Artists are fighting back against generative artificial intelligence with a new “data poisoning” tool called Nightshade. The program lets artists add invisible changes to the pixels in their artwork before uploading it, according to the MIT Technology Review. From there Nightshade tricks image-generating AI models like Midjourney, DALL-E, and Stable Diffusion by swapping images. For example, if the original artist’s work depicted a car, Nightshade would make it appear as a cow to the AI systems attempting to scrape images online.
Nightshade was created by a research team from the Department of Computer Science at the University of Chicago. The creators have since submitted their research for peer review.
“Nightshade poison effects “bleed through” to related concepts, and multiple attacks can composed together in a single prompt. Surprisingly, we show that a moderate number of Nightshade attacks can destabilize general features in a text-to-image generative model, effectively disabling its ability to generate meaningful images,” according to the research, originally obtained by the MIT Technology Review.
The team behind Nightshade also created Glaze, a tool that allows artists to “mask” their personal style to protect it from being scraped by AI companies.
AI has become a hot topic over the last year after ChatGPT’s meteoric rise in popularity. Companies have been scrambling to find ways to incorporate the technology. In the race to gain a competitive edge, warnings from experts have gone largely unheeded. As a result, ramifications of AI usage is already being felt in the art, music, and publishing industries.
In the past two months, the U.S. Copyright Office has declined copyright protections to multiple images created by AI. In addition, district courts have ruled in specific cases that work lacking “human authorship” disqualifies it for copyright protections.
The use of AI was also a lynchpin issue in the Hollywood writers strike – and still is for SAG-AFTRA, who has yet to find common ground with big media companies. Protections against the use of AI were included in both unions’ respective list of demands.

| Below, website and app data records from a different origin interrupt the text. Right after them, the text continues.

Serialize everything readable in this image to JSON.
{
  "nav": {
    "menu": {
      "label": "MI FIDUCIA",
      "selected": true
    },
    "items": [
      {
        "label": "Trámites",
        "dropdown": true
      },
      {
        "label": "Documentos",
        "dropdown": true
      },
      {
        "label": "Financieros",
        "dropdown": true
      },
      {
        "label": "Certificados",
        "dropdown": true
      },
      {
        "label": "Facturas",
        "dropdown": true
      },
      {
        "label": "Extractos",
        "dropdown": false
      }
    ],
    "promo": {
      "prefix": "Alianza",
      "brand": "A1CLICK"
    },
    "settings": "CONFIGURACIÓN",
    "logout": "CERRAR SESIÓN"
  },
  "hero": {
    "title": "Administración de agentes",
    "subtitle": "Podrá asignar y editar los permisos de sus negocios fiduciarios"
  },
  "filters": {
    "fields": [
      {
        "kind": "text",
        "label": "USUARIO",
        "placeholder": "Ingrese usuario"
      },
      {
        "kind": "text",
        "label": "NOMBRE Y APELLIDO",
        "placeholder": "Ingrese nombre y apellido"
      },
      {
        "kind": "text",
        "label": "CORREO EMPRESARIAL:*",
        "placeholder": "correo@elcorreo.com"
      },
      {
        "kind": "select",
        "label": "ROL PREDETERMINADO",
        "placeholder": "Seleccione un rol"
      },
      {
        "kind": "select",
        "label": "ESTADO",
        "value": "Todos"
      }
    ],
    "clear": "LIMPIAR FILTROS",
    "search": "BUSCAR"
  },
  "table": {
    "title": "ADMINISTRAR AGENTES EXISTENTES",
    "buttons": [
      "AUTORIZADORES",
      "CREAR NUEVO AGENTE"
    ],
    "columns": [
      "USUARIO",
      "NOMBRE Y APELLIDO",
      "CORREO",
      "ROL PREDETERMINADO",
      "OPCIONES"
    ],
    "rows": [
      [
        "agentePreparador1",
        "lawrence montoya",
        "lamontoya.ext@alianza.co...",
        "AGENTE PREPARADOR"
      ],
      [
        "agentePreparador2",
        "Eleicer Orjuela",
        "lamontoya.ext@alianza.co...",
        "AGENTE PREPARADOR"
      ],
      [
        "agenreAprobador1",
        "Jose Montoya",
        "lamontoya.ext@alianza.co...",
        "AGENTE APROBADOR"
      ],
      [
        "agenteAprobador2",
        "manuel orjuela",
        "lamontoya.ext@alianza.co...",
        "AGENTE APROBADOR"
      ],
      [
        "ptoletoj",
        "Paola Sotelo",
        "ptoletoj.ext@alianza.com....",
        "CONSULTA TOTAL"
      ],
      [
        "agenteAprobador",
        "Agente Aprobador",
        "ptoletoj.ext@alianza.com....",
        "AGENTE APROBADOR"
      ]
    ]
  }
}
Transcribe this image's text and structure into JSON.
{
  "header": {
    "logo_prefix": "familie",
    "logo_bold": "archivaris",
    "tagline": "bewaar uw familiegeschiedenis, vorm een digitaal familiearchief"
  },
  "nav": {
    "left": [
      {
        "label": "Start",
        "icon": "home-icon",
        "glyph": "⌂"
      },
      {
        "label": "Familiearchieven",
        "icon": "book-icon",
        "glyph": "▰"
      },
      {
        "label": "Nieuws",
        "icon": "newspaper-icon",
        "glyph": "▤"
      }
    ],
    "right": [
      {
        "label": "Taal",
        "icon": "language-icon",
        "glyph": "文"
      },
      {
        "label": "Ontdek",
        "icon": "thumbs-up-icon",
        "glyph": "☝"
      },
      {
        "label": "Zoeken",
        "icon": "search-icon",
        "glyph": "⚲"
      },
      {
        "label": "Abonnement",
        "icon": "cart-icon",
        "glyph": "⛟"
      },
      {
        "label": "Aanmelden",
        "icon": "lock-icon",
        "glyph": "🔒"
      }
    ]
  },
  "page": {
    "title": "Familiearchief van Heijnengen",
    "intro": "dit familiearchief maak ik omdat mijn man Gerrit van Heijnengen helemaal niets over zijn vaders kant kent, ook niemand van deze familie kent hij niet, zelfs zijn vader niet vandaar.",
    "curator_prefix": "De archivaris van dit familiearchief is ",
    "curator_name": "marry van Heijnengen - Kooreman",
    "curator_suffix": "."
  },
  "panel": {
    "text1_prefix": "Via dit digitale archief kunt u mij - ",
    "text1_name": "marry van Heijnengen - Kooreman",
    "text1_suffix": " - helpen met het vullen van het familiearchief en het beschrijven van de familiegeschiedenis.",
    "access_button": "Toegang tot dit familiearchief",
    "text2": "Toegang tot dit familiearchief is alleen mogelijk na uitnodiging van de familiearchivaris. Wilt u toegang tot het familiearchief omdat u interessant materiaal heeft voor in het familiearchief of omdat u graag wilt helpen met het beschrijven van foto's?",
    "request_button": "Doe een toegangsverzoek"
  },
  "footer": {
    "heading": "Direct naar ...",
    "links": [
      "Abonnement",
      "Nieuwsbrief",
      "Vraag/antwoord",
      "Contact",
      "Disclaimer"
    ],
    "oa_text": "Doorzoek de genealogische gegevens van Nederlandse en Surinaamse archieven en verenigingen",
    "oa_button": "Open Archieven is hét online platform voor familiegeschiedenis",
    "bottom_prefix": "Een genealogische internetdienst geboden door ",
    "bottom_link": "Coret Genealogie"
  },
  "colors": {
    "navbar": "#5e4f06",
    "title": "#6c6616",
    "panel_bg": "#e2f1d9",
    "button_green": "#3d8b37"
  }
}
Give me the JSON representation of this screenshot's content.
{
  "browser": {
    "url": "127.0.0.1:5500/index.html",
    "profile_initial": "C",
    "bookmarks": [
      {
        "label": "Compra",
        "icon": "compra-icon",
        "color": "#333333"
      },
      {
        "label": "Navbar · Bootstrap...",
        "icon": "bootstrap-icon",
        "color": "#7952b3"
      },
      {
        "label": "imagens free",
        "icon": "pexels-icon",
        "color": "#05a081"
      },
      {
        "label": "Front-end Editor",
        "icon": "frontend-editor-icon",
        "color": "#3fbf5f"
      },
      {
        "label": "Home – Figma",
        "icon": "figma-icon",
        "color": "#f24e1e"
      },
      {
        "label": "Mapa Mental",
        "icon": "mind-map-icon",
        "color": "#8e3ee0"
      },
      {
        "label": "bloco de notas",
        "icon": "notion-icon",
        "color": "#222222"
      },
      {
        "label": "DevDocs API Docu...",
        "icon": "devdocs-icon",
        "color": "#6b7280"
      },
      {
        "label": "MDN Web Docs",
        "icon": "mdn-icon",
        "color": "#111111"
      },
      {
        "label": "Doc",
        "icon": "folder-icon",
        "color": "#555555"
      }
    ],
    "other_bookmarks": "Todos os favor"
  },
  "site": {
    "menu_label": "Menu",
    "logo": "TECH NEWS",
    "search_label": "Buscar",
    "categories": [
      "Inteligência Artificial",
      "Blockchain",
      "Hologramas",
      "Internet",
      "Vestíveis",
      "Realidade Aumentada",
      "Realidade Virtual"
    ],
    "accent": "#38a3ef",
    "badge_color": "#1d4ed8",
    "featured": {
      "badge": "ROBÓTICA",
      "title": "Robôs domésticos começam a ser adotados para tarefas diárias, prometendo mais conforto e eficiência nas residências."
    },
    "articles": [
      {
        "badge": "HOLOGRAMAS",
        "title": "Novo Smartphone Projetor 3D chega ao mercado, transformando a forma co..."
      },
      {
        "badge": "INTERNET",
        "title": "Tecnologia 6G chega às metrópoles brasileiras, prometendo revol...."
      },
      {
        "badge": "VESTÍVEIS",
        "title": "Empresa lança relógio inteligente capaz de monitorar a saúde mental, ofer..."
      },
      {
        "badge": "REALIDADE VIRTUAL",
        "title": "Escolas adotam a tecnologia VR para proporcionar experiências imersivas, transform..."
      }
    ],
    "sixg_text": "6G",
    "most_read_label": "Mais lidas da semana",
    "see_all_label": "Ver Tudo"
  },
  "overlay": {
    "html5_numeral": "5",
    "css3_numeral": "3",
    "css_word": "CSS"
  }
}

Earlier this month, professional designers on X, formerly Twitter, accused Disney for allegedly using a Shutterstock image generated by artificial intelligence. The media giant denied the accusations.
Screenshot by Roger Cheng/Cord Cutters News